Bhopal's poisonous legacy
TWENTY YEARS ago today, families in Bhopal, India, were awakened in the middle of the night by terrible burning in their eyes and lungs. Within minutes, children and mothers and fathers staggered into the street, gasping for air. As they ran in complete terror, someone yelled that the Union Carbide pesticide factory had exploded, spewing out poisonous gas throughout the city.
Soon thousands of people lay dead in the city's main roads, with every truck, taxi, and ox cart weighted down with injured and terrified refugees. No one in the emergency room at the city hospital knew what the toxic gases were or how to treat the flood of patients. By the morning, more than 5,000 people were dead and a half million more were injured.
Bhopal has rightly been called the Hiroshima of the chemical industry.
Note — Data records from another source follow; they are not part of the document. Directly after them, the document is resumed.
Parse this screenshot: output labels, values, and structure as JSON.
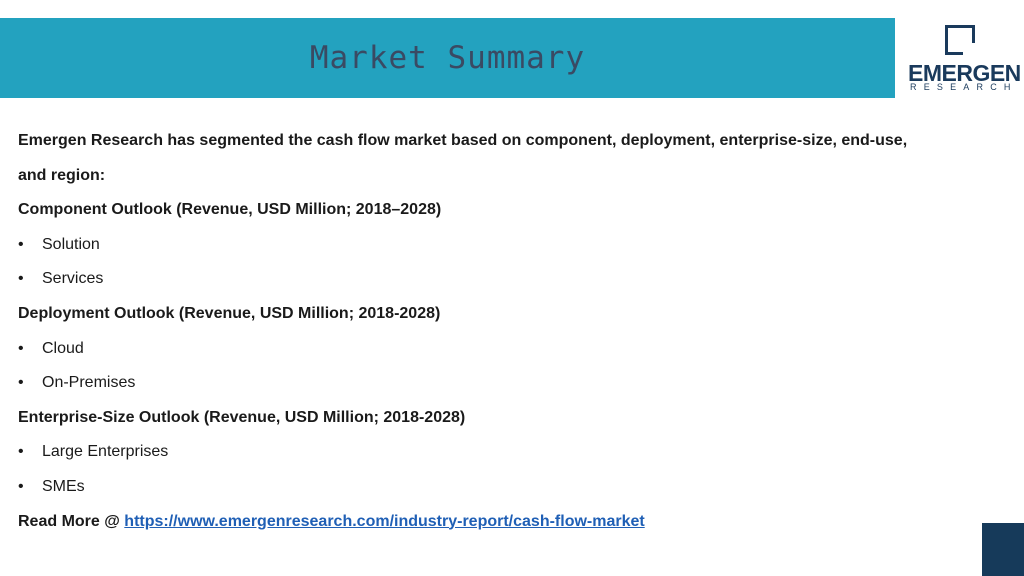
{
  "header": {
    "title": "Market Summary"
  },
  "logo": {
    "name": "EMERGEN",
    "sub": "RESEARCH"
  },
  "content": {
    "intro_line1": "Emergen Research has segmented the cash flow market based on component, deployment, enterprise-size, end-use,",
    "intro_line2": "and region:",
    "sections": [
      {
        "heading": "Component Outlook (Revenue, USD Million; 2018–2028)",
        "items": [
          "Solution",
          "Services"
        ]
      },
      {
        "heading": "Deployment Outlook (Revenue, USD Million; 2018-2028)",
        "items": [
          "Cloud",
          "On-Premises"
        ]
      },
      {
        "heading": "Enterprise-Size Outlook (Revenue, USD Million; 2018-2028)",
        "items": [
          "Large Enterprises",
          "SMEs"
        ]
      }
    ],
    "read_more_label": "Read More @ ",
    "read_more_url": "https://www.emergenresearch.com/industry-report/cash-flow-market",
    "bullet_symbol": "•"
  },
  "colors": {
    "header_band": "#23a2bf",
    "title_text": "#3a4a63",
    "brand_navy": "#1a3a5c",
    "link": "#1f5fb5"
  }
}
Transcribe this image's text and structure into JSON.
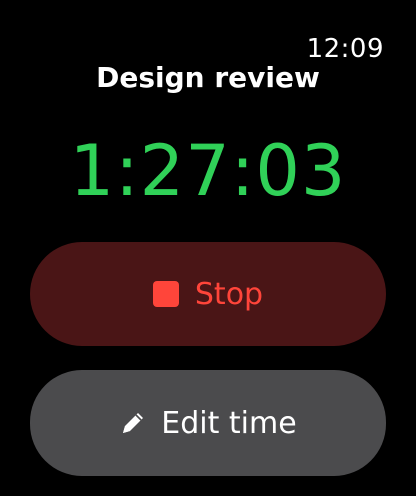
{
  "status_bar": {
    "time": "12:09"
  },
  "timer": {
    "title": "Design review",
    "elapsed": "1:27:03"
  },
  "buttons": {
    "stop_label": "Stop",
    "stop_icon": "stop-square-icon",
    "edit_label": "Edit time",
    "edit_icon": "pencil-icon"
  },
  "colors": {
    "background": "#000000",
    "timer_green": "#30d158",
    "stop_red": "#ff453a",
    "stop_button_bg": "#4a1516",
    "edit_button_bg": "#4b4b4d",
    "text_white": "#ffffff"
  }
}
Bhopal not only represents the stark story of the human fallout from a chemical factory explosion but offers up important lessons about the culture of the chemical industry and its approach to security and public health.
The sad reality is that we continue to learn about chemicals by allowing industry to expose large numbers of people to them and seeing what happens.
In this way, we have learned about dioxin contamination by letting Dow, Monsanto, and other chemical companies expose American soldiers and the entire Vietnamese population to Agent Orange. We have learned about asbestos by killing off thousands of workers with lung disease. And we have learned about the long-term effects of methyl-isocyanate after Union Carbide gassed an entire city in India.
Since the Bhopal disaster, we've learned that we all carry the chemical industry's toxic products in our bodies. Every man, woman, and child on the planet has a body burden of chemicals that are linked to cancer, birth defects, asthma, learning disabilities, and other diseases.
Since Sept. 11 we have also learned that in addition to our routine chemical exposures, chemical factories are perfect targets for terrorists. According to federal government sources, there are 123 chemical facilities nationwide that would put at least 1 million people at risk if they accidentally exploded or were attacked by terrorists. Some of these chemical factories are located in major cities. Yet the chemical industry continues to resist any meaningful regulation that would require them to replace the most dangerous chemicals with safer alternatives.
A recent "60 Minutes" expose vividly showed many of these facilities lack even the most basic security protection, yet the government is spending billions of our tax dollars invading other countries and looking for chemical terrorists overseas.
Twenty years have passed, but today in Bhopal thousands of people remain sick from chemical exposure and more than 50,000 are disabled due to injuries. The amount of compensation Union Carbide paid to the survivors has not been enough to cover basic medicines, let alone other costs associated with disabilities and a lack of ability to work.
The abandoned factory site remains essentially the same as the day that Carbide's employees ran for their lives. Sacks of unused pesticides lie strewn in storerooms; toxic waste litters the grounds and continues to leak into the neighborhood well water supply.
On this 20th anniversary of the Bhopal disaster, survivors in Bhopal will march and make speeches and demand their basic rights to be free of chemical poisons, to be compensated for damages, and to hold Dow Chemical and Union Carbide liable for the world's worst industrial disaster.
The Bhopal survivors are not only speaking for themselves but for us as well. In the last two decades, Bhopal has come much closer to home. The chemical terror they experienced and the lack of care and respect they have received are haunting reminders that we are living under a similar poison cloud.
Gary Cohen is the executive director of the Environmental Health Fund in Boston. He serves on the international advisory board of the Sambhavna Trust, which operates a free medical clinic for the survivors in Bhopal, India.